Dataset items:
⁂
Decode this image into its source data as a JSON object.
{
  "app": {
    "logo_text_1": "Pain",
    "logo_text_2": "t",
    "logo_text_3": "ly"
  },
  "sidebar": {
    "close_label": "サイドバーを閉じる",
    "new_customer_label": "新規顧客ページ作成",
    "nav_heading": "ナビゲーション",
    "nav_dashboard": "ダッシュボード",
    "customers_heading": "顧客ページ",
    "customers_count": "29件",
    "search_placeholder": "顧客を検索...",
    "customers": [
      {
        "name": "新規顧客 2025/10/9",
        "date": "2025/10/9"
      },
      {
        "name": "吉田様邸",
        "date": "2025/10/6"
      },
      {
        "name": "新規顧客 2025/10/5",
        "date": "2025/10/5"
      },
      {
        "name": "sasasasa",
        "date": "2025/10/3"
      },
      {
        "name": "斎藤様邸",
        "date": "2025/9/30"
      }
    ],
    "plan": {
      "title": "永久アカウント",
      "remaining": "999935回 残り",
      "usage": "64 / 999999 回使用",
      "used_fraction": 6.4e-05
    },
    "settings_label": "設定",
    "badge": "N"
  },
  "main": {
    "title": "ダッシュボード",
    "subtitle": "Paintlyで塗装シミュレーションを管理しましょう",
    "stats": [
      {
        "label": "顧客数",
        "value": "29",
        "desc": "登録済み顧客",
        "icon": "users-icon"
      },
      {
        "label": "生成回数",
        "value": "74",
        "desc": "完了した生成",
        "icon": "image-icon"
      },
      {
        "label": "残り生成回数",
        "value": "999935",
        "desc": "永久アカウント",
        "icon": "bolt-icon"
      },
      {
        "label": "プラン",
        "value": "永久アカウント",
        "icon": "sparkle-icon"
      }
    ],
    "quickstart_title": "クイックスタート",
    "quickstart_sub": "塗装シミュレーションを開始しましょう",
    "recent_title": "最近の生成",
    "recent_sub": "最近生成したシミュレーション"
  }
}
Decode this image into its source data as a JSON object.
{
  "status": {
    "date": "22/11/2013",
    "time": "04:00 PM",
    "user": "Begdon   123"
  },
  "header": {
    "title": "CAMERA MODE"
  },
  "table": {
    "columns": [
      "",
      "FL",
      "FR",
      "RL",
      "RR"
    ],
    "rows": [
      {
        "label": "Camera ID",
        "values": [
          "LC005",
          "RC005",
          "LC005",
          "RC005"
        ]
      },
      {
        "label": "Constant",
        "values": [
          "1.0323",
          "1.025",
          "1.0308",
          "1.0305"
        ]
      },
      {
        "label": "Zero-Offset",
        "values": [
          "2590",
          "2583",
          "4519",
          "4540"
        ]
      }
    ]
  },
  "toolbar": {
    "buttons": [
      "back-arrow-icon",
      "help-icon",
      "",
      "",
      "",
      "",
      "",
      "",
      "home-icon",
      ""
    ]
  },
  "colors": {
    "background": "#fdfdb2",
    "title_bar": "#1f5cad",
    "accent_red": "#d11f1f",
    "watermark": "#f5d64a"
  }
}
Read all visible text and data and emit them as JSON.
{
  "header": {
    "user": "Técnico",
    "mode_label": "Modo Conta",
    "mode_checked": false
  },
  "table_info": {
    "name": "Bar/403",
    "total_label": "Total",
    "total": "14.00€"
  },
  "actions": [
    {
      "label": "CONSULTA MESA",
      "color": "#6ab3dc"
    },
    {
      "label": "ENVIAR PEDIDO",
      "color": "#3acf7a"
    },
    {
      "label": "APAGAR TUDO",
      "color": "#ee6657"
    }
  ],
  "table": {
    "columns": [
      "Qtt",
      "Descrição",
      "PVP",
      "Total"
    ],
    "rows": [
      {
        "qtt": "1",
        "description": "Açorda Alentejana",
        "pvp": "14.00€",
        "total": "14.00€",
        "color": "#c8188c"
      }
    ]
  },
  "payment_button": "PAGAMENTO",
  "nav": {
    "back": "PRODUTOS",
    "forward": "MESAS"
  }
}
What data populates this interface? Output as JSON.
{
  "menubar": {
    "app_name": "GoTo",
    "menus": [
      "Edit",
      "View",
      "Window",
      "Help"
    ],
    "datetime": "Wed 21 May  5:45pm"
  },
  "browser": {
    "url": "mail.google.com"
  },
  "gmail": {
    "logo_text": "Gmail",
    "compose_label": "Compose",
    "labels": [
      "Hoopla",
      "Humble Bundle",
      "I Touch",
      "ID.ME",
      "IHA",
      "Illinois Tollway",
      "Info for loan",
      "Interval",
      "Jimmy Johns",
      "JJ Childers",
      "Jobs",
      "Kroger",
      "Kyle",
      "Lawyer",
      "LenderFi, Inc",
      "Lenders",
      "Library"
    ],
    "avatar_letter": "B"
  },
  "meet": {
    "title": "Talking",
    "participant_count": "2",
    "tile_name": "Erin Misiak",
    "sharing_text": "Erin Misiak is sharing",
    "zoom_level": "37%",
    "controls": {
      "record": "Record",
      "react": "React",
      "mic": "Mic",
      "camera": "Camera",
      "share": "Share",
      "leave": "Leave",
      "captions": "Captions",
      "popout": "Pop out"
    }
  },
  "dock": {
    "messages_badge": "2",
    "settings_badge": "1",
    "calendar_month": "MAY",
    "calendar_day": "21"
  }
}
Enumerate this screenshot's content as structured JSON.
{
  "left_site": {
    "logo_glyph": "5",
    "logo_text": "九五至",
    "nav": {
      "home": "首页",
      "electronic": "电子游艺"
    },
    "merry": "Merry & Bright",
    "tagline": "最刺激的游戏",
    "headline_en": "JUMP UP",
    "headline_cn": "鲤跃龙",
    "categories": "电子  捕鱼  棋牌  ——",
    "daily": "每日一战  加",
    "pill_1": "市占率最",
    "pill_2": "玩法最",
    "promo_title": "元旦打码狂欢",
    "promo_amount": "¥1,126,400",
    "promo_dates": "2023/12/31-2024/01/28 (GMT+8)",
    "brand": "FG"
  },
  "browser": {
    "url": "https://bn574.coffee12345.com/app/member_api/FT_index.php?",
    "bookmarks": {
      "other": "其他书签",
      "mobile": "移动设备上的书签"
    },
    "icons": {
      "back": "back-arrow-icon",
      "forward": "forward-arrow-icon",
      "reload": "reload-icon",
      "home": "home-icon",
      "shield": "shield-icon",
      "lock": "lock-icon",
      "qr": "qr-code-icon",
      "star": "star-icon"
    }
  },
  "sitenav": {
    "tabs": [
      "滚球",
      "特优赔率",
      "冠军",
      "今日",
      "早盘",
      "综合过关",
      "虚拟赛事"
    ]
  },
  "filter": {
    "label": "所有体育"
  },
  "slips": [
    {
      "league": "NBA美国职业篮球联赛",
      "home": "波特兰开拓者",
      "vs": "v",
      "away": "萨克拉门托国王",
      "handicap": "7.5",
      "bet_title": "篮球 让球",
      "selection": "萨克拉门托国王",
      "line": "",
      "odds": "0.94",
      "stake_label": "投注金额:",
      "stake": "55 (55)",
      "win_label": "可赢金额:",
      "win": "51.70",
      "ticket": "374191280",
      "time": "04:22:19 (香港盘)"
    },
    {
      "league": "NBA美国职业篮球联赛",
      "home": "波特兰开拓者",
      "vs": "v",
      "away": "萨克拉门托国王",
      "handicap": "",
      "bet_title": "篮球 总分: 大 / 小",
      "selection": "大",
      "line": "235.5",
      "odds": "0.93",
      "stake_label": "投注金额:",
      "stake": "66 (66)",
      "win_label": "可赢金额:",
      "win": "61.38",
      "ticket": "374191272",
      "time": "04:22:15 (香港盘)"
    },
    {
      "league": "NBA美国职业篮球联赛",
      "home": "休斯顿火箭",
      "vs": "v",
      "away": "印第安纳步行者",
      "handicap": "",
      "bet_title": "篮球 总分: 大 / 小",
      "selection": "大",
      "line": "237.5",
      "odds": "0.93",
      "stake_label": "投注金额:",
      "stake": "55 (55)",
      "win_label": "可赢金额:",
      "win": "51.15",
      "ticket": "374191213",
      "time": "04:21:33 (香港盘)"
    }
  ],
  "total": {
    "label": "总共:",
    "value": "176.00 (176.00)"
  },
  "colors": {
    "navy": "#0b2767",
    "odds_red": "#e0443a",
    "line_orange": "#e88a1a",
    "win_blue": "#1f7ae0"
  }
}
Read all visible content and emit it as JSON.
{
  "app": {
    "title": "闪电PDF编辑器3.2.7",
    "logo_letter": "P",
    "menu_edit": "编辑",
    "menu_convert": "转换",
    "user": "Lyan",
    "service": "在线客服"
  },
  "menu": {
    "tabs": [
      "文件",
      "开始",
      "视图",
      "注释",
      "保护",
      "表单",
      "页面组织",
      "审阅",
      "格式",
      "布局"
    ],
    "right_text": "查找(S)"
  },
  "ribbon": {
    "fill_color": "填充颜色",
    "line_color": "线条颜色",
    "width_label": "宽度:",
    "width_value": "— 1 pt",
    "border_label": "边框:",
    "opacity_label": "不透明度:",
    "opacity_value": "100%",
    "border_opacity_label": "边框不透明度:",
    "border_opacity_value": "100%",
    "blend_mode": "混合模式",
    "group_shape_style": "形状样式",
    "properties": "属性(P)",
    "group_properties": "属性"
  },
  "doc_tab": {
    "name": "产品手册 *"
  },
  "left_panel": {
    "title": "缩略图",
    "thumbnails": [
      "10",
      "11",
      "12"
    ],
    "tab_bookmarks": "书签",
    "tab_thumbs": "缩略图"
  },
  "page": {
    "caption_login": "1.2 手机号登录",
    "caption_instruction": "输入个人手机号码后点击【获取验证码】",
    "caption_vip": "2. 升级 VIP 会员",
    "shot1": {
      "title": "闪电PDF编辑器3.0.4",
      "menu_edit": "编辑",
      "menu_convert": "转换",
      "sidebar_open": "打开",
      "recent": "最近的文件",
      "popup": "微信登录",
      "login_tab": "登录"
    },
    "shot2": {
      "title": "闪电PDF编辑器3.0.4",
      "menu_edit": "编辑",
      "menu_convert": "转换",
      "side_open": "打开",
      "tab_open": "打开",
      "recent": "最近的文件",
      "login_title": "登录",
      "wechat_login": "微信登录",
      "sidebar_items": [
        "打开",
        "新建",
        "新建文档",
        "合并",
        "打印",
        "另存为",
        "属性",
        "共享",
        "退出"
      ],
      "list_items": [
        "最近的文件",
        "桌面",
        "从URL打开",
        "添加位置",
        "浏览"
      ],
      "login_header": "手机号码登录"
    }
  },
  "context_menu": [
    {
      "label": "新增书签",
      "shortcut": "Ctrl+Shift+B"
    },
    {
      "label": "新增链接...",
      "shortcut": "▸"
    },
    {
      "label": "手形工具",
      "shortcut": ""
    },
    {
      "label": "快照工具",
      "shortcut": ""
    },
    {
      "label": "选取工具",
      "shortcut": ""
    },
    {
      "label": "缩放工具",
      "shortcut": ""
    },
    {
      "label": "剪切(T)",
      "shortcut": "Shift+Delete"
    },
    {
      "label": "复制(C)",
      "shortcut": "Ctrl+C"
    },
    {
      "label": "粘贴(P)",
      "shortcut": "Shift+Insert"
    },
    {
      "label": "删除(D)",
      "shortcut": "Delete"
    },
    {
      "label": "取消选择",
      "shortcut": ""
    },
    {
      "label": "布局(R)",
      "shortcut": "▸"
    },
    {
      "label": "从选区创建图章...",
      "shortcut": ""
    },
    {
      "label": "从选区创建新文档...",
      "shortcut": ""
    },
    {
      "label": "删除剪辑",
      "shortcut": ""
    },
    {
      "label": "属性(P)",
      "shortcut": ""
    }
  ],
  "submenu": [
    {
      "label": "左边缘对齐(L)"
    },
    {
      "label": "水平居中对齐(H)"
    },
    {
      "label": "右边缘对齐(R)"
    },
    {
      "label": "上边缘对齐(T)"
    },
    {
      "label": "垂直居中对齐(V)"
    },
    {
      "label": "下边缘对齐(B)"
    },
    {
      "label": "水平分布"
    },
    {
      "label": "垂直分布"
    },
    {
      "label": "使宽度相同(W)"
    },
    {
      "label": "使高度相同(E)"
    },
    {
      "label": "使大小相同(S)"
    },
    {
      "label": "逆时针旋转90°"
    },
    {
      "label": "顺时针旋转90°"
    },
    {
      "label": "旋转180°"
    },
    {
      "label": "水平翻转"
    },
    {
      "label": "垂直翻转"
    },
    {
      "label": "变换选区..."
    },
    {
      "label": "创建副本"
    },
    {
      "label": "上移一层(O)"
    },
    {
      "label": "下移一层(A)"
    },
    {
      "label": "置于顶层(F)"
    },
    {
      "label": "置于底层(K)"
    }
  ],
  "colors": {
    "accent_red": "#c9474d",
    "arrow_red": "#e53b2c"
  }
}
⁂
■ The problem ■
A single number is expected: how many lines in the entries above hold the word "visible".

■ Solved problem ■
2